**Stored entries:**

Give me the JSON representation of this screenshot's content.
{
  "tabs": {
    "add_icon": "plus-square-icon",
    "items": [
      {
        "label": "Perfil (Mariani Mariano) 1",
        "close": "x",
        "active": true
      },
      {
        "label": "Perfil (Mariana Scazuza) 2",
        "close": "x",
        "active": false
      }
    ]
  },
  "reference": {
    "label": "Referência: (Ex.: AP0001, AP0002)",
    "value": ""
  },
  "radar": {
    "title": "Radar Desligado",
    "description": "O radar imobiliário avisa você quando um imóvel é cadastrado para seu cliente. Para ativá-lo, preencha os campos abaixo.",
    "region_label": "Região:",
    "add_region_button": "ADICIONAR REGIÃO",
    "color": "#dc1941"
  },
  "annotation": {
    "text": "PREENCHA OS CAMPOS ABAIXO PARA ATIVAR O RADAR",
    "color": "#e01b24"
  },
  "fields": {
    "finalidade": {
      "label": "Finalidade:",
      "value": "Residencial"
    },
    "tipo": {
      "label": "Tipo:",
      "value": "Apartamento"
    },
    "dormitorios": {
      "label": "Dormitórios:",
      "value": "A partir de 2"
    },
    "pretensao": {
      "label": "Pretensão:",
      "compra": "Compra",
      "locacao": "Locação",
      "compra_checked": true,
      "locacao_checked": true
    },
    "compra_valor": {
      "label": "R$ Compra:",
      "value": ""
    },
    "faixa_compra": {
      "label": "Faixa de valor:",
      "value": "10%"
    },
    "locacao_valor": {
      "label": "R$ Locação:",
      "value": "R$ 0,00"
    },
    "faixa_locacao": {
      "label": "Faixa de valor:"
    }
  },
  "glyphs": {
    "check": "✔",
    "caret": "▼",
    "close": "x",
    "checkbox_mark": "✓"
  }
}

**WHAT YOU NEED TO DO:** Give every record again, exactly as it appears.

**RESPONSE AREA:**
Give me the JSON representation of this screenshot's content.
{
  "tabs": {
    "add_icon": "plus-square-icon",
    "items": [
      {
        "label": "Perfil (Mariani Mariano) 1",
        "close": "x",
        "active": true
      },
      {
        "label": "Perfil (Mariana Scazuza) 2",
        "close": "x",
        "active": false
      }
    ]
  },
  "reference": {
    "label": "Referência: (Ex.: AP0001, AP0002)",
    "value": ""
  },
  "radar": {
    "title": "Radar Desligado",
    "description": "O radar imobiliário avisa você quando um imóvel é cadastrado para seu cliente. Para ativá-lo, preencha os campos abaixo.",
    "region_label": "Região:",
    "add_region_button": "ADICIONAR REGIÃO",
    "color": "#dc1941"
  },
  "annotation": {
    "text": "PREENCHA OS CAMPOS ABAIXO PARA ATIVAR O RADAR",
    "color": "#e01b24"
  },
  "fields": {
    "finalidade": {
      "label": "Finalidade:",
      "value": "Residencial"
    },
    "tipo": {
      "label": "Tipo:",
      "value": "Apartamento"
    },
    "dormitorios": {
      "label": "Dormitórios:",
      "value": "A partir de 2"
    },
    "pretensao": {
      "label": "Pretensão:",
      "compra": "Compra",
      "locacao": "Locação",
      "compra_checked": true,
      "locacao_checked": true
    },
    "compra_valor": {
      "label": "R$ Compra:",
      "value": ""
    },
    "faixa_compra": {
      "label": "Faixa de valor:",
      "value": "10%"
    },
    "locacao_valor": {
      "label": "R$ Locação:",
      "value": "R$ 0,00"
    },
    "faixa_locacao": {
      "label": "Faixa de valor:"
    }
  },
  "glyphs": {
    "check": "✔",
    "caret": "▼",
    "close": "x",
    "checkbox_mark": "✓"
  }
}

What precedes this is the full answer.